This sense of security brings a smile to the mother’s face, and it would be the mother’s last smile.

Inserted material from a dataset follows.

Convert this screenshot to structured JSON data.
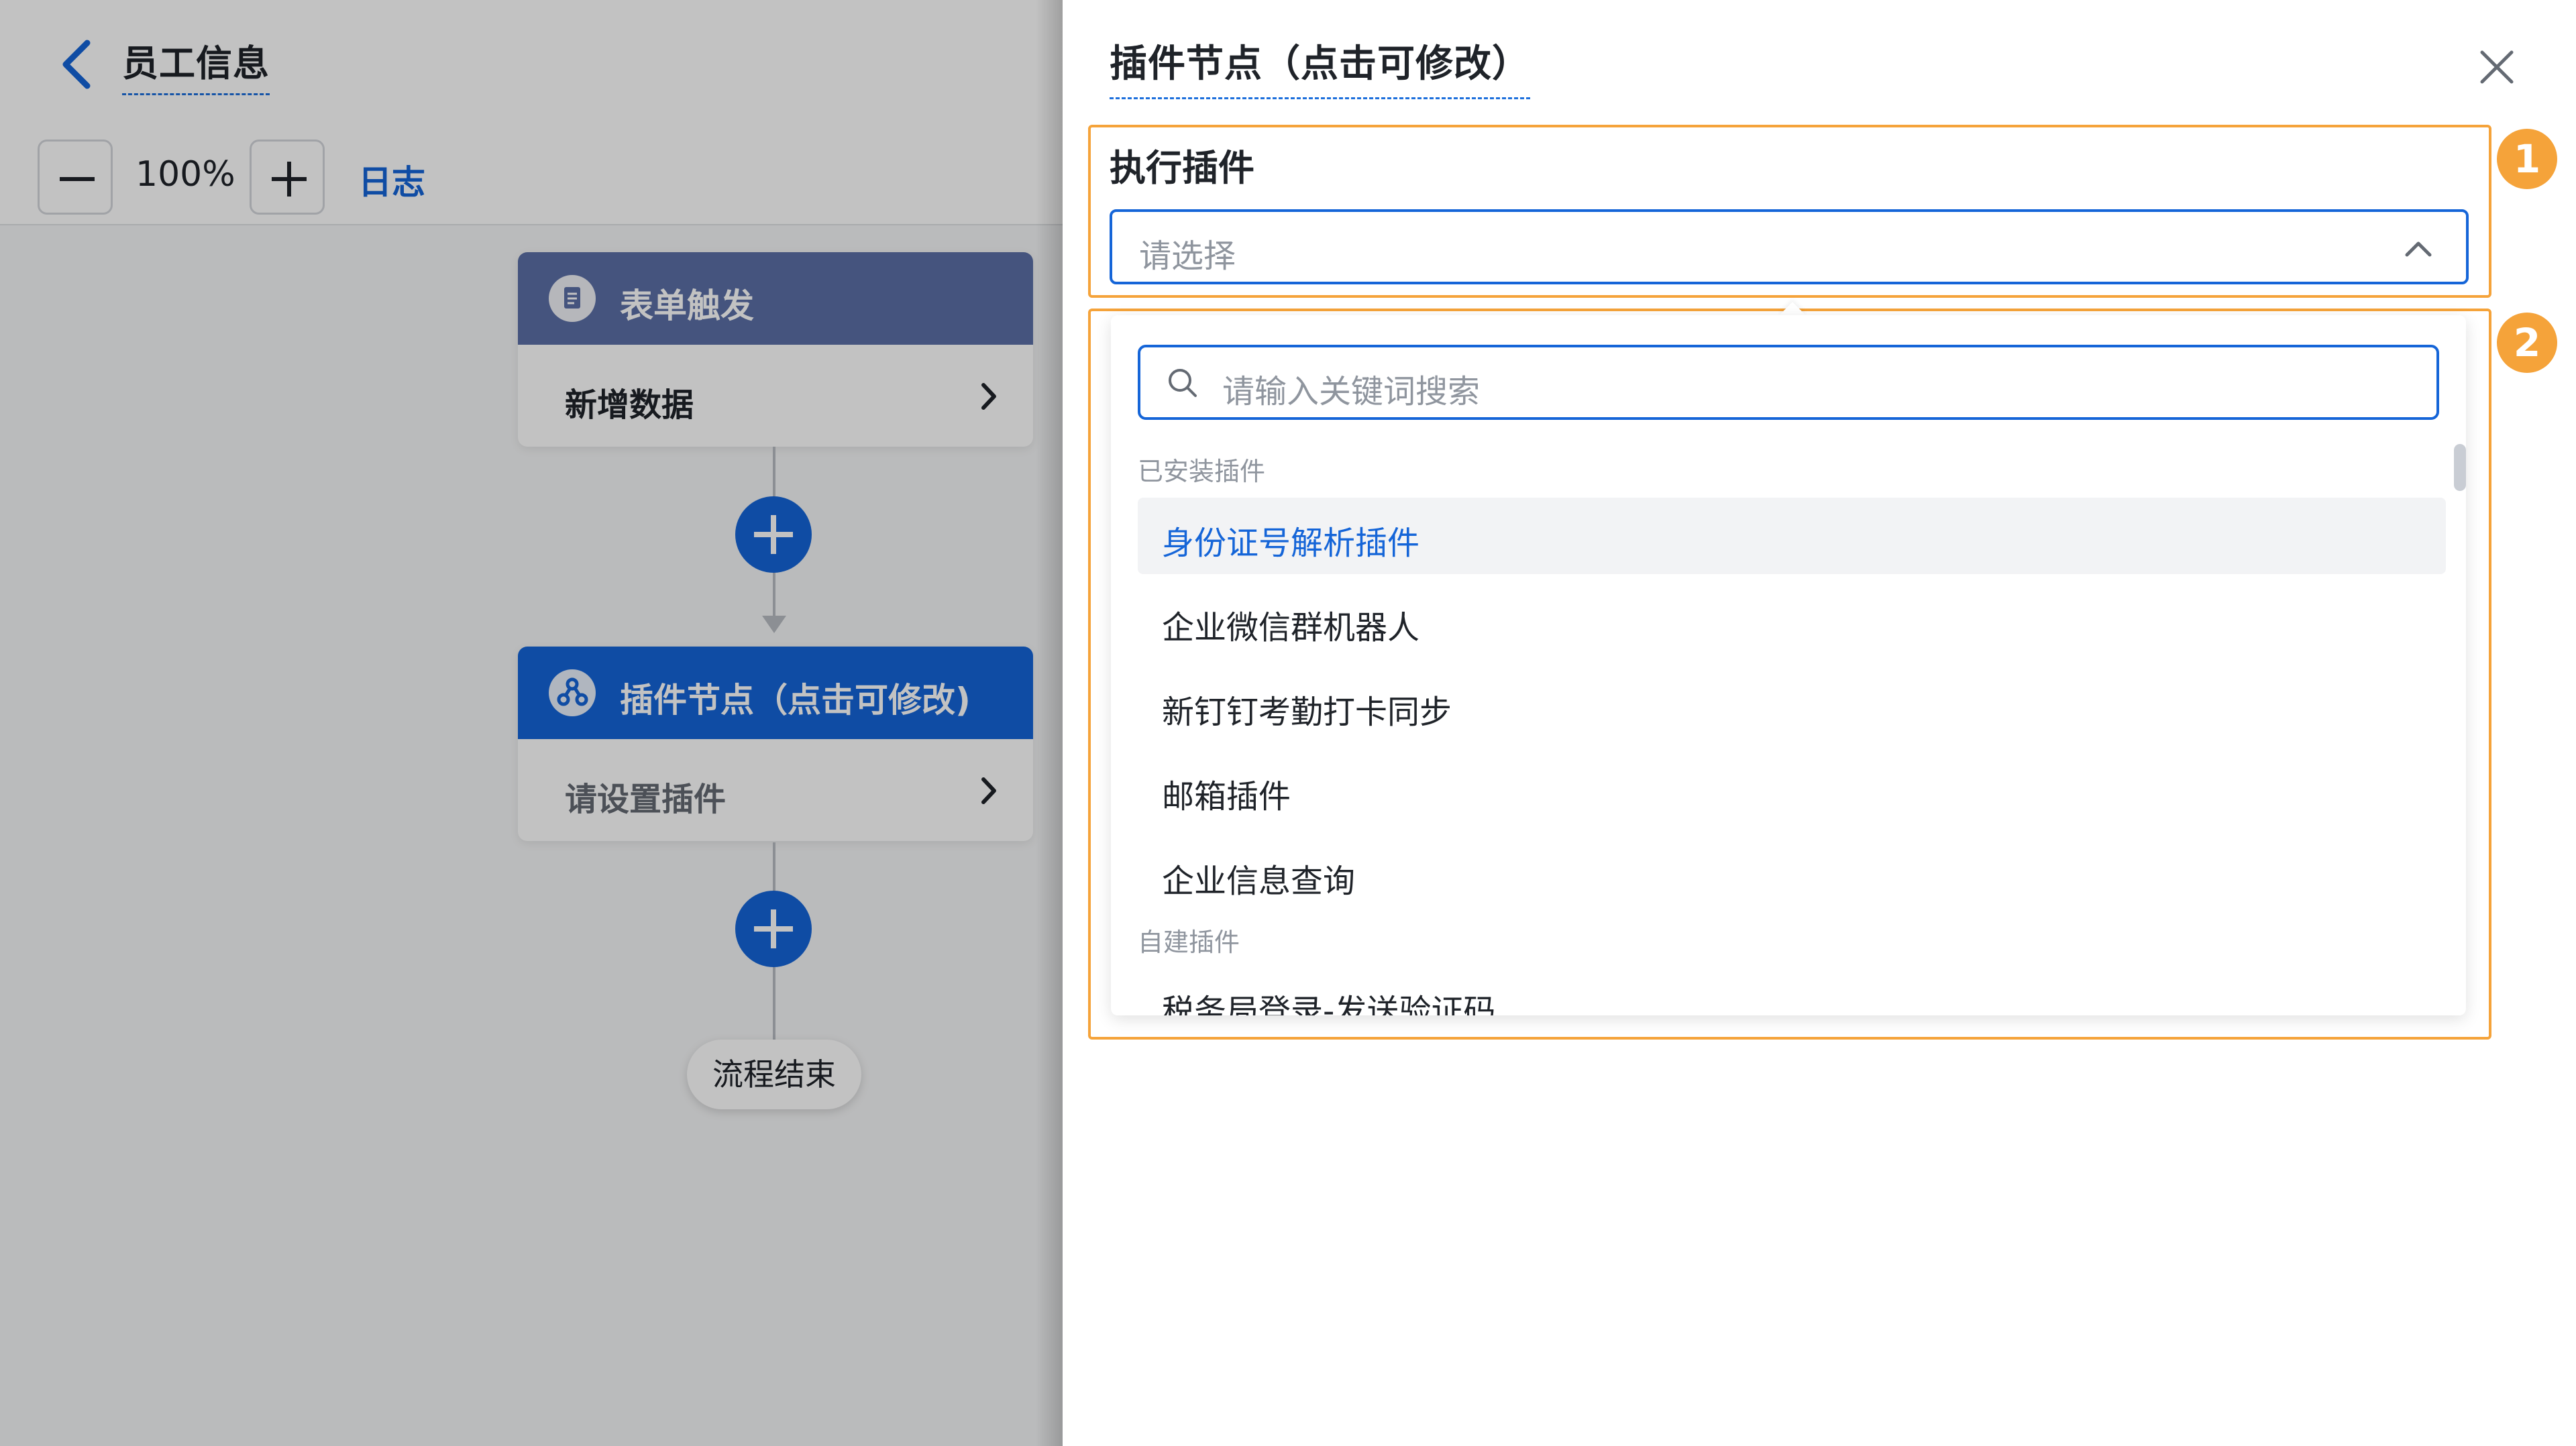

The seventh stanza has a tone of fear and anxiety. When the mother hears the explosion, she seems to automatically know something is wrong. She becomes frantic and tears fill her eyes as she ran through Birmingham shouting her little girl’s name. Randall’s metaphor of the mother’s “wet and wild” eyes brings to mind a woman frantically searching for her child that she loves so dearly. The explosion is almost audible, one empathizes with the mother. One can visualize her running through the crowded streets of Birmingham. The eighth and final stanza is one of misery and woe. The mother digs through all rubble from the explosion only to find her daughter’s shoe. She knows her daughter could still be alive if she had let her go to the Freedom March; she feels directly responsible for her daughter’s death. It is hard enough to lose a child at all, but to feel at fault for his or her death must be sickening. It is easy to think of all the people that died as another number to remember, but it is heart-breaking when you think of the individuals that went through this kind of pain because of